A white breed of pig originating in England. It has a rather large body with semi-dropped ears, is strong and has high fecundity, so productivity is good. Because it is easy to raise and the breeding period is relatively short, the production volume is large, contributing to the stable supply of pork. It is widely bred in Japan and is one of the essential breeds for pork production.

Sangenton, Yongenton, and branded pork “Yume no Daichi”

In the meat section of supermarkets in Japan, you often see packages labeled “Sangenton”. That’s no wonder, because more than 70% of the pork distribution in Japan is “Sangenton”.

“Sangenton” and “Yongenton” are pork made by crossbreeding 3 and 4 breeds of pork, respectively. By combining pig breeds with different characteristics, it is possible to take over the excellent characteristics of the original breed and to expect a “hybrid vigor effect”*1 by crossbreeding. Sangenton and Yongenton have become the mainstream of meat production.

“Yume no Daichi” is a well-balanced combination of four breeds, and is an original Japanese pork. Inheriting the characteristics of each breed, it has no odor, has a smooth and juicy texture like silk, and is characterized by creamy fat. You can enjoy the feeling.
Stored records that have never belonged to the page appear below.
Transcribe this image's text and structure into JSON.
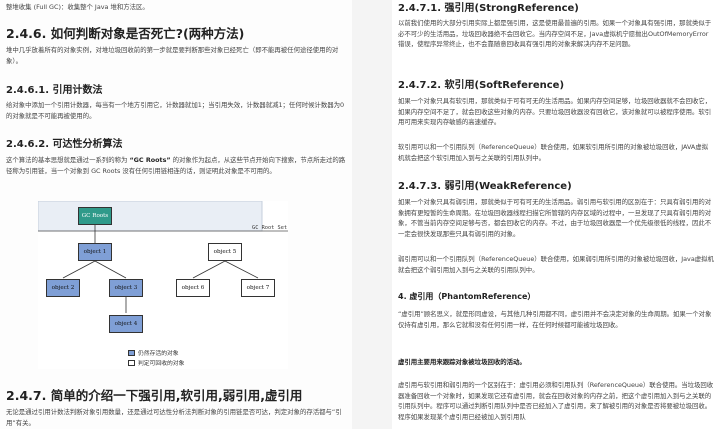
{
  "left": {
    "top_line": "整堆收集 (Full GC)：收集整个 Java 堆和方法区。",
    "h246": "2.4.6. 如何判断对象是否死亡?(两种方法)",
    "p1": "堆中几乎放着所有的对象实例，对堆垃圾回收前的第一步就是要判断那些对象已经死亡（即不能再被任何途径使用的对象）。",
    "h2461": "2.4.6.1. 引用计数法",
    "p2": "给对象中添加一个引用计数器，每当有一个地方引用它，计数器就加1；当引用失效，计数器就减1；任何时候计数器为0的对象就是不可能再被使用的。",
    "h2462": "2.4.6.2. 可达性分析算法",
    "p3a": "这个算法的基本思想就是通过一系列的称为 ",
    "p3b": "“GC Roots”",
    "p3c": " 的对象作为起点，从这些节点开始向下搜索，节点所走过的路径称为引用链，当一个对象到 GC Roots 没有任何引用链相连的话，则证明此对象是不可用的。",
    "diagram": {
      "root": "GC Roots",
      "set_label": "GC Root Set",
      "o1": "object 1",
      "o2": "object 2",
      "o3": "object 3",
      "o4": "object 4",
      "o5": "object 5",
      "o6": "object 6",
      "o7": "object 7",
      "legend_alive": "仍然存活的对象",
      "legend_dead": "判定可回收的对象"
    },
    "h247": "2.4.7. 简单的介绍一下强引用,软引用,弱引用,虚引用",
    "p4": "无论是通过引用计数法判断对象引用数量，还是通过可达性分析法判断对象的引用链是否可达，判定对象的存活都与“引用”有关。"
  },
  "right": {
    "h2471": "2.4.7.1. 强引用(StrongReference)",
    "p1": "以前我们使用的大部分引用实际上都是强引用，这是使用最普遍的引用。如果一个对象具有强引用，那就类似于必不可少的生活用品，垃圾回收器绝不会回收它。当内存空间不足，Java虚拟机宁愿抛出OutOfMemoryError错误，使程序异常终止，也不会靠随意回收具有强引用的对象来解决内存不足问题。",
    "h2472": "2.4.7.2. 软引用(SoftReference)",
    "p2": "如果一个对象只具有软引用，那就类似于可有可无的生活用品。如果内存空间足够，垃圾回收器就不会回收它，如果内存空间不足了，就会回收这些对象的内存。只要垃圾回收器没有回收它，该对象就可以被程序使用。软引用可用来实现内存敏感的高速缓存。",
    "p3": "软引用可以和一个引用队列（ReferenceQueue）联合使用，如果软引用所引用的对象被垃圾回收，JAVA虚拟机就会把这个软引用加入到与之关联的引用队列中。",
    "h2473": "2.4.7.3. 弱引用(WeakReference)",
    "p4": "如果一个对象只具有弱引用，那就类似于可有可无的生活用品。弱引用与软引用的区别在于：只具有弱引用的对象拥有更短暂的生命周期。在垃圾回收器线程扫描它所管辖的内存区域的过程中，一旦发现了只具有弱引用的对象，不管当前内存空间足够与否，都会回收它的内存。不过，由于垃圾回收器是一个优先级很低的线程，因此不一定会很快发现那些只具有弱引用的对象。",
    "p5": "弱引用可以和一个引用队列（ReferenceQueue）联合使用，如果弱引用所引用的对象被垃圾回收，Java虚拟机就会把这个弱引用加入到与之关联的引用队列中。",
    "h4": "4. 虚引用（PhantomReference）",
    "p6": "“虚引用”顾名思义，就是形同虚设，与其他几种引用都不同，虚引用并不会决定对象的生命周期。如果一个对象仅持有虚引用，那么它就和没有任何引用一样，在任何时候都可能被垃圾回收。",
    "p7": "虚引用主要用来跟踪对象被垃圾回收的活动。",
    "p8": "虚引用与软引用和弱引用的一个区别在于：虚引用必须和引用队列（ReferenceQueue）联合使用。当垃圾回收器准备回收一个对象时，如果发现它还有虚引用，就会在回收对象的内存之前，把这个虚引用加入到与之关联的引用队列中。程序可以通过判断引用队列中是否已经加入了虚引用，来了解被引用的对象是否将要被垃圾回收。程序如果发现某个虚引用已经被加入到引用队"
  }
}
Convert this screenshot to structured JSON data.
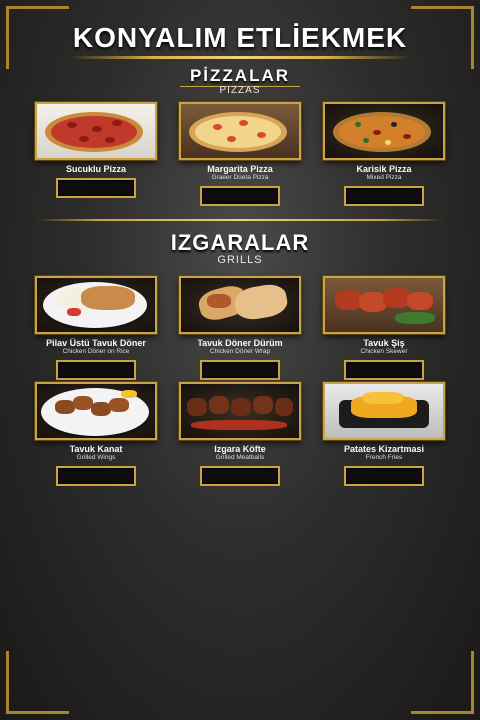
{
  "header": {
    "title": "KONYALIM ETLİEKMEK"
  },
  "sections": {
    "pizzas": {
      "title": "PİZZALAR",
      "subtitle": "PIZZAS",
      "items": [
        {
          "name": "Sucuklu Pizza",
          "sub": ""
        },
        {
          "name": "Margarita Pizza",
          "sub": "Graeer Düeta Pizza"
        },
        {
          "name": "Karisik Pizza",
          "sub": "Mixed Pizza"
        }
      ]
    },
    "grills": {
      "title": "IZGARALAR",
      "subtitle": "GRILLS",
      "items": [
        {
          "name": "Pilav Üstü Tavuk Döner",
          "sub": "Chicken Döner on Rice"
        },
        {
          "name": "Tavuk Döner Dürüm",
          "sub": "Chicken Döner Wrap"
        },
        {
          "name": "Tavuk Şiş",
          "sub": "Chicken Skewer"
        },
        {
          "name": "Tavuk Kanat",
          "sub": "Grilled Wings"
        },
        {
          "name": "Izgara Köfte",
          "sub": "Grilled Meatballs"
        },
        {
          "name": "Patates Kizartmasi",
          "sub": "French Fries"
        }
      ]
    }
  },
  "colors": {
    "gold": "#caa443",
    "background": "#2e2d2b"
  }
}
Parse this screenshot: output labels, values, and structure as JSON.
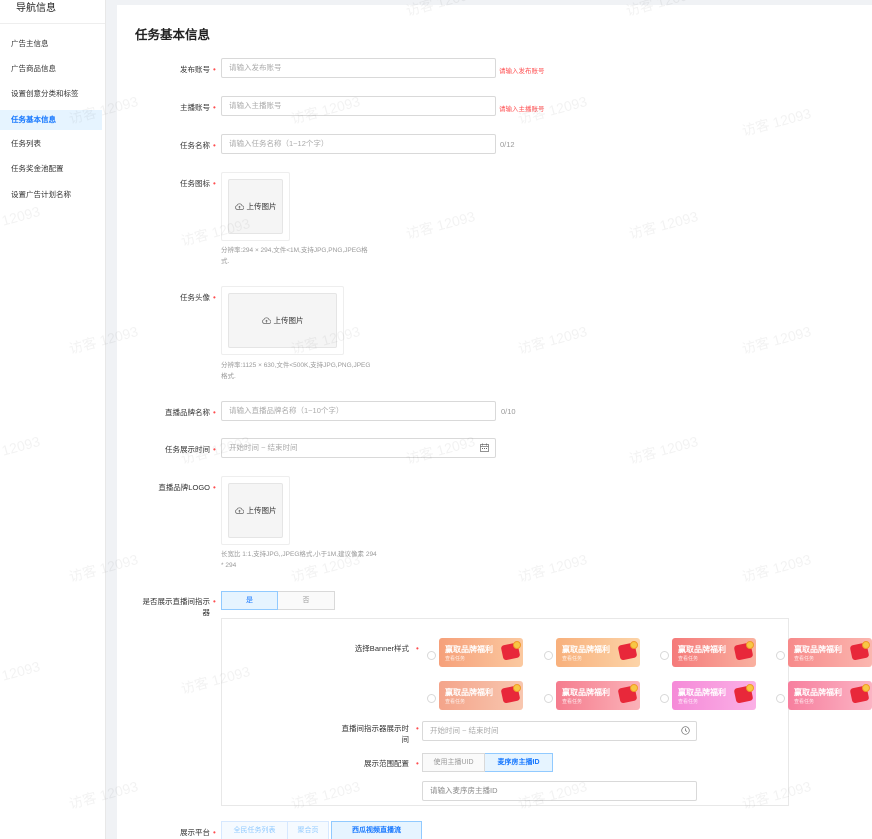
{
  "sidebar": {
    "title": "导航信息",
    "items": [
      {
        "label": "广告主信息"
      },
      {
        "label": "广告商品信息"
      },
      {
        "label": "设置创意分类和标签"
      },
      {
        "label": "任务基本信息"
      },
      {
        "label": "任务列表"
      },
      {
        "label": "任务奖金池配置"
      },
      {
        "label": "设置广告计划名称"
      }
    ]
  },
  "page": {
    "title": "任务基本信息"
  },
  "form": {
    "publisher_account": {
      "label": "发布账号",
      "placeholder": "请输入发布账号",
      "error": "请输入发布账号"
    },
    "anchor_account": {
      "label": "主播账号",
      "placeholder": "请输入主播账号",
      "error": "请输入主播账号"
    },
    "task_name": {
      "label": "任务名称",
      "placeholder": "请输入任务名称（1~12个字）",
      "counter": "0/12"
    },
    "task_icon": {
      "label": "任务图标",
      "upload_label": "上传图片",
      "hint_line1": "分辨率:294 × 294,文件<1M,支持JPG,PNG,JPEG格",
      "hint_line2": "式."
    },
    "task_avatar": {
      "label": "任务头像",
      "upload_label": "上传图片",
      "hint_line1": "分辨率:1125 × 630,文件<500K,支持JPG,PNG,JPEG",
      "hint_line2": "格式."
    },
    "brand_name": {
      "label": "直播品牌名称",
      "placeholder": "请输入直播品牌名称（1~10个字）",
      "counter": "0/10"
    },
    "display_time": {
      "label": "任务展示时间",
      "placeholder": "开始时间 ~ 结束时间"
    },
    "brand_logo": {
      "label": "直播品牌LOGO",
      "upload_label": "上传图片",
      "hint_line1": "长宽比 1:1,支持JPG,,JPEG格式,小于1M,建议像素 294",
      "hint_line2": "* 294"
    },
    "show_indicator": {
      "label_line1": "是否展示直播间指示",
      "label_line2": "器",
      "options": [
        "是",
        "否"
      ]
    },
    "banner_style": {
      "label": "选择Banner样式",
      "title": "赢取品牌福利",
      "subtitle": "查看任务"
    },
    "indicator_time": {
      "label_line1": "直播间指示器展示时",
      "label_line2": "间",
      "placeholder": "开始时间  ~  结束时间"
    },
    "scope": {
      "label": "展示范围配置",
      "options": [
        "使用主播UID",
        "麦序房主播ID"
      ],
      "placeholder": "请输入麦序房主播ID"
    },
    "platform": {
      "label": "展示平台",
      "options": [
        "全民任务列表",
        "聚合页",
        "西瓜视频直播流"
      ]
    }
  },
  "watermark": "访客 12093",
  "colors": {
    "accent": "#1677ff",
    "error": "#ff4d4f",
    "required": "#ff4d4f"
  },
  "banners": [
    {
      "gradient": "linear-gradient(90deg,#f6a07a,#fbc9a0)"
    },
    {
      "gradient": "linear-gradient(90deg,#f8b07c,#fcd4a8)"
    },
    {
      "gradient": "linear-gradient(90deg,#f57a7a,#f9b1a0)"
    },
    {
      "gradient": "linear-gradient(90deg,#f78a8a,#fbb7b0)"
    },
    {
      "gradient": "linear-gradient(90deg,#f4a48a,#f8c7b0)"
    },
    {
      "gradient": "linear-gradient(90deg,#f57c8e,#fbb2b8)"
    },
    {
      "gradient": "linear-gradient(90deg,#f58ad8,#fbb0e6)"
    },
    {
      "gradient": "linear-gradient(90deg,#f77f9e,#fbb4c4)"
    }
  ]
}
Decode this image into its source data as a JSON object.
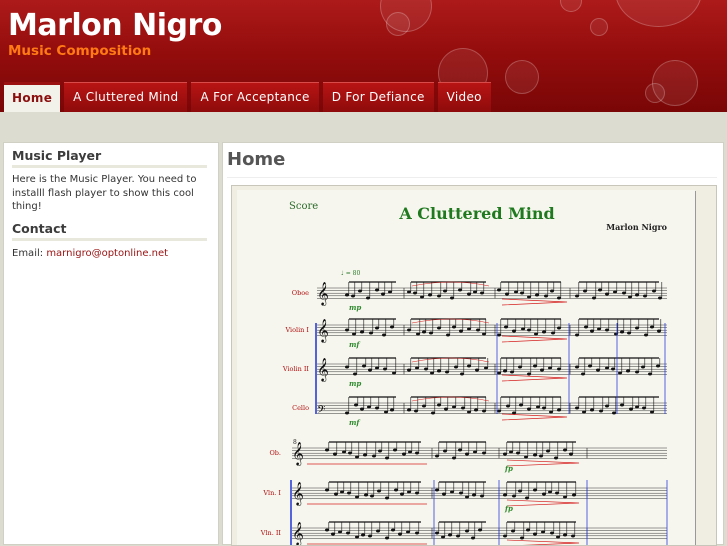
{
  "site": {
    "title": "Marlon Nigro",
    "subtitle": "Music Composition"
  },
  "nav": {
    "items": [
      {
        "label": "Home",
        "active": true
      },
      {
        "label": "A Cluttered Mind",
        "active": false
      },
      {
        "label": "A For Acceptance",
        "active": false
      },
      {
        "label": "D For Defiance",
        "active": false
      },
      {
        "label": "Video",
        "active": false
      }
    ]
  },
  "sidebar": {
    "music_player": {
      "heading": "Music Player",
      "text": "Here is the Music Player. You need to installl flash player to show this cool thing!"
    },
    "contact": {
      "heading": "Contact",
      "label": "Email:",
      "email": "marnigro@optonline.net"
    }
  },
  "main": {
    "title": "Home",
    "score": {
      "label": "Score",
      "title": "A Cluttered Mind",
      "composer": "Marlon Nigro",
      "tempo": "♩ = 80",
      "system1_instruments": [
        "Oboe",
        "Violin I",
        "Violin II",
        "Cello"
      ],
      "system2_instruments": [
        "Ob.",
        "Vln. I",
        "Vln. II"
      ],
      "measure_number": "8"
    }
  },
  "colors": {
    "header_red": "#950d0d",
    "subtitle_orange": "#ff7a14",
    "link_red": "#9a1111",
    "score_title_green": "#1f7a1f",
    "dynamics_green": "#2f8a2f",
    "annotation_red": "#d42020",
    "barline_blue": "#2b3fd8"
  }
}
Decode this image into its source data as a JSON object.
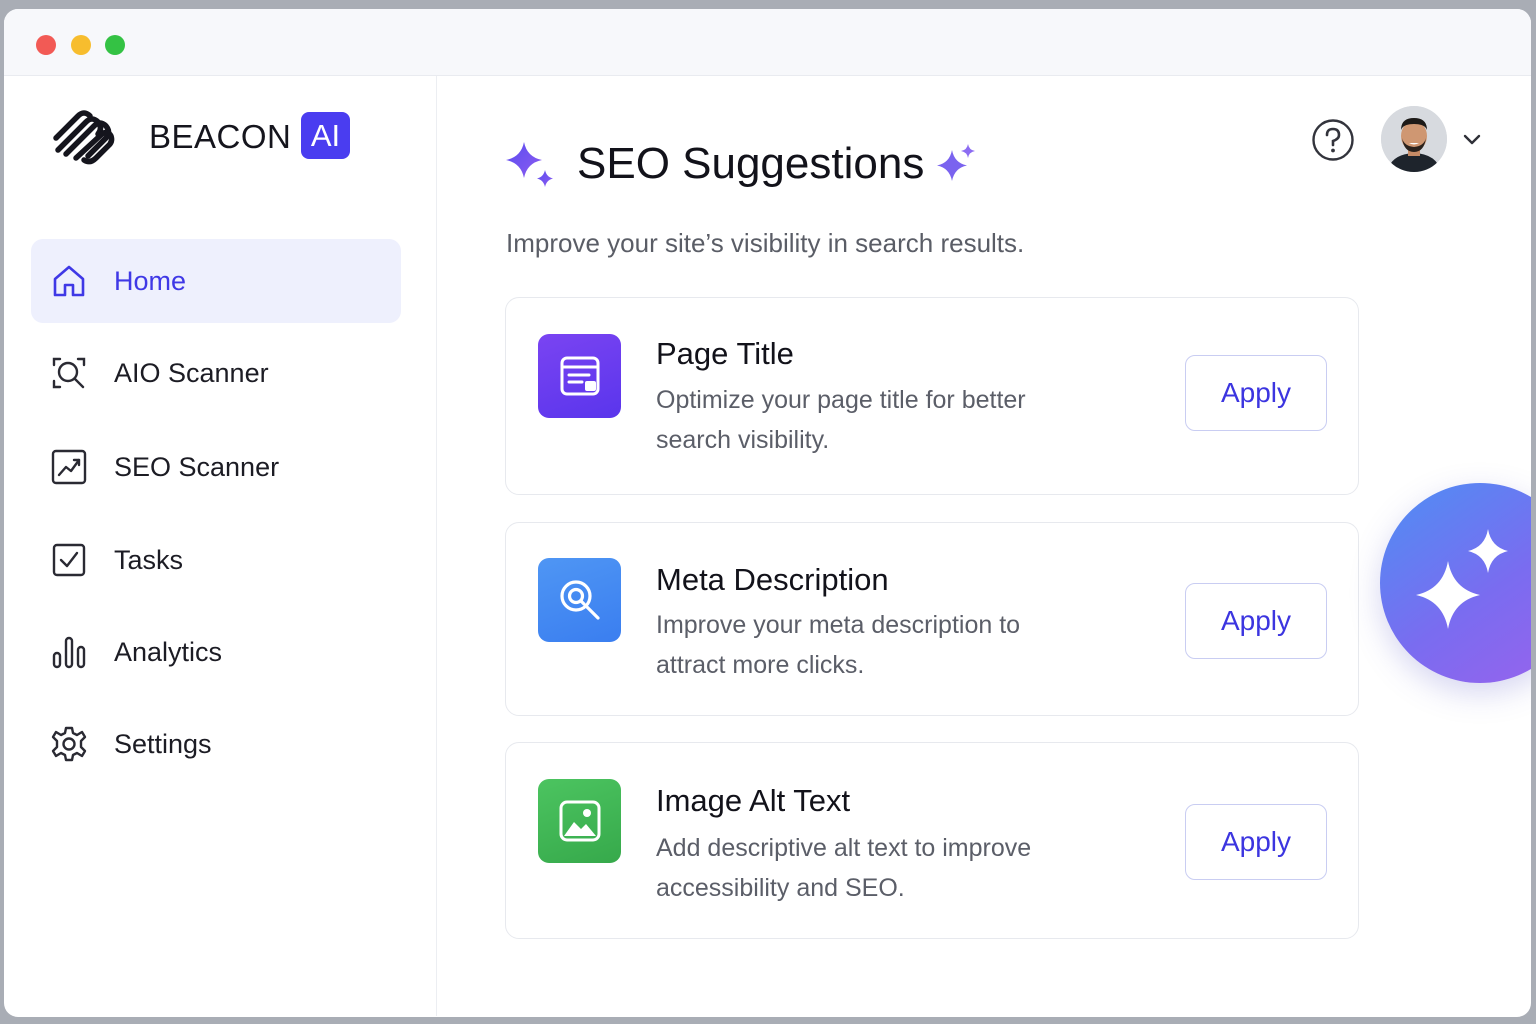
{
  "window": {
    "controls": [
      "close",
      "minimize",
      "maximize"
    ]
  },
  "brand": {
    "name": "BEACON",
    "badge": "AI",
    "logo_icon": "striped-swirl-logo",
    "accent_color": "#4a3df0"
  },
  "sidebar": {
    "items": [
      {
        "label": "Home",
        "icon": "home-icon",
        "active": true
      },
      {
        "label": "AIO Scanner",
        "icon": "scan-search-icon",
        "active": false
      },
      {
        "label": "SEO Scanner",
        "icon": "chart-trend-icon",
        "active": false
      },
      {
        "label": "Tasks",
        "icon": "checkbox-icon",
        "active": false
      },
      {
        "label": "Analytics",
        "icon": "bar-chart-icon",
        "active": false
      },
      {
        "label": "Settings",
        "icon": "gear-icon",
        "active": false
      }
    ]
  },
  "header": {
    "title": "SEO Suggestions",
    "subtitle": "Improve your site’s visibility in search results.",
    "help_icon": "question-circle-icon",
    "avatar_icon": "user-avatar",
    "menu_icon": "chevron-down-icon"
  },
  "suggestions": [
    {
      "title": "Page Title",
      "description": "Optimize your page title for better search visibility.",
      "action": "Apply",
      "icon": "page-layout-icon",
      "color": "#6b3cf0"
    },
    {
      "title": "Meta Description",
      "description": "Improve your meta description to attract more clicks.",
      "action": "Apply",
      "icon": "search-magnifier-icon",
      "color": "#3d86f0"
    },
    {
      "title": "Image Alt Text",
      "description": "Add descriptive alt text to improve accessibility and SEO.",
      "action": "Apply",
      "icon": "image-icon",
      "color": "#3fb552"
    }
  ],
  "assistant": {
    "icon": "sparkle-icon"
  }
}
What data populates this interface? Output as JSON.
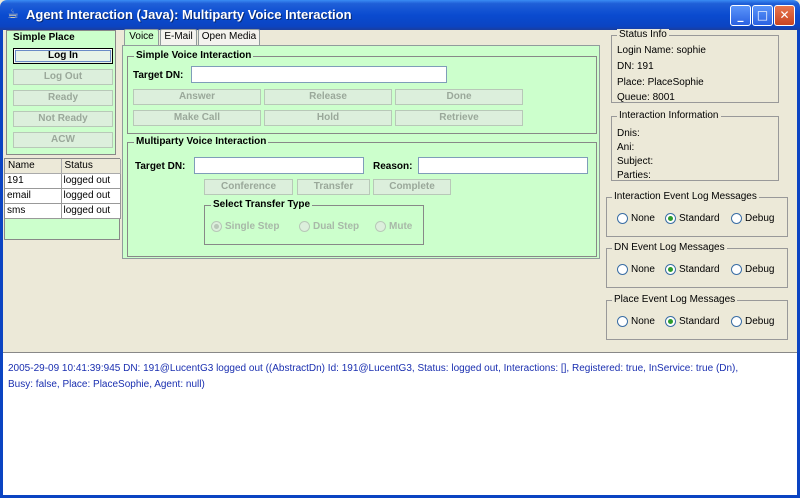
{
  "window": {
    "title": "Agent Interaction (Java): Multiparty Voice Interaction",
    "icon": "java-cup-icon",
    "minimize_glyph": "_",
    "maximize_glyph": "□",
    "close_glyph": "✕"
  },
  "simple_place": {
    "title": "Simple Place",
    "buttons": [
      {
        "label": "Log In",
        "enabled": true
      },
      {
        "label": "Log Out",
        "enabled": false
      },
      {
        "label": "Ready",
        "enabled": false
      },
      {
        "label": "Not Ready",
        "enabled": false
      },
      {
        "label": "ACW",
        "enabled": false
      }
    ]
  },
  "media_table": {
    "headers": [
      "Name",
      "Status"
    ],
    "rows": [
      [
        "191",
        "logged out"
      ],
      [
        "email",
        "logged out"
      ],
      [
        "sms",
        "logged out"
      ]
    ]
  },
  "tabs": [
    {
      "label": "Voice",
      "active": true
    },
    {
      "label": "E-Mail",
      "active": false
    },
    {
      "label": "Open Media",
      "active": false
    }
  ],
  "simple_voice": {
    "title": "Simple Voice Interaction",
    "target_dn_label": "Target DN:",
    "target_dn_value": "",
    "buttons": [
      "Answer",
      "Release",
      "Done",
      "Make Call",
      "Hold",
      "Retrieve"
    ]
  },
  "multiparty": {
    "title": "Multiparty Voice Interaction",
    "target_dn_label": "Target DN:",
    "target_dn_value": "",
    "reason_label": "Reason:",
    "reason_value": "",
    "buttons": [
      "Conference",
      "Transfer",
      "Complete"
    ],
    "transfer_type": {
      "title": "Select Transfer Type",
      "options": [
        "Single Step",
        "Dual Step",
        "Mute"
      ],
      "selected": "Single Step"
    }
  },
  "status_info": {
    "title": "Status Info",
    "login_name": "Login Name: sophie",
    "dn": "DN: 191",
    "place": "Place: PlaceSophie",
    "queue": "Queue: 8001"
  },
  "interaction_info": {
    "title": "Interaction Information",
    "dnis": "Dnis:",
    "ani": "Ani:",
    "subject": "Subject:",
    "parties": "Parties:"
  },
  "log_panels": [
    {
      "title": "Interaction Event Log Messages",
      "options": [
        "None",
        "Standard",
        "Debug"
      ],
      "selected": "Standard"
    },
    {
      "title": "DN Event Log Messages",
      "options": [
        "None",
        "Standard",
        "Debug"
      ],
      "selected": "Standard"
    },
    {
      "title": "Place Event Log Messages",
      "options": [
        "None",
        "Standard",
        "Debug"
      ],
      "selected": "Standard"
    }
  ],
  "log": {
    "line1": "2005-29-09 10:41:39:945 DN: 191@LucentG3   logged out ((AbstractDn) Id: 191@LucentG3, Status: logged out, Interactions: [], Registered: true, InService: true (Dn),",
    "line2": "Busy: false, Place: PlaceSophie, Agent: null)"
  }
}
*1 The hybrid vigor effect is a phenomenon in which crossing different breeds results in the offspring having traits superior to those of the parents. The genetic diversity of the offspring increases, and as a result, the survival rate, reproductive capacity, growth rate, disease resistance, adaptability, etc. of the organism are improved.

“Porkology” that focuses on the pork itself. In the first installment, we introduced pork and Yume no Daichi in a broad framework, including the breeds and growth process. Pork, which is widely consumed not only in Japan but also all over the world, is one of the essential ingredients for us humans to live. I would like you to read various information on this site, not limited to this article, and learn more about pork.
From the next time onwards, we will gradually introduce more specialized content, so please look forward to it!!



MAKITA Yoshimi

Registered Dietitian

She has experience in product development and specific health guidance for a food service company.
In addition to her extensive field experience as a registered dietitian, she is involved in column writing and nutritional calculations.
She specializes in creating menus for people with health issues.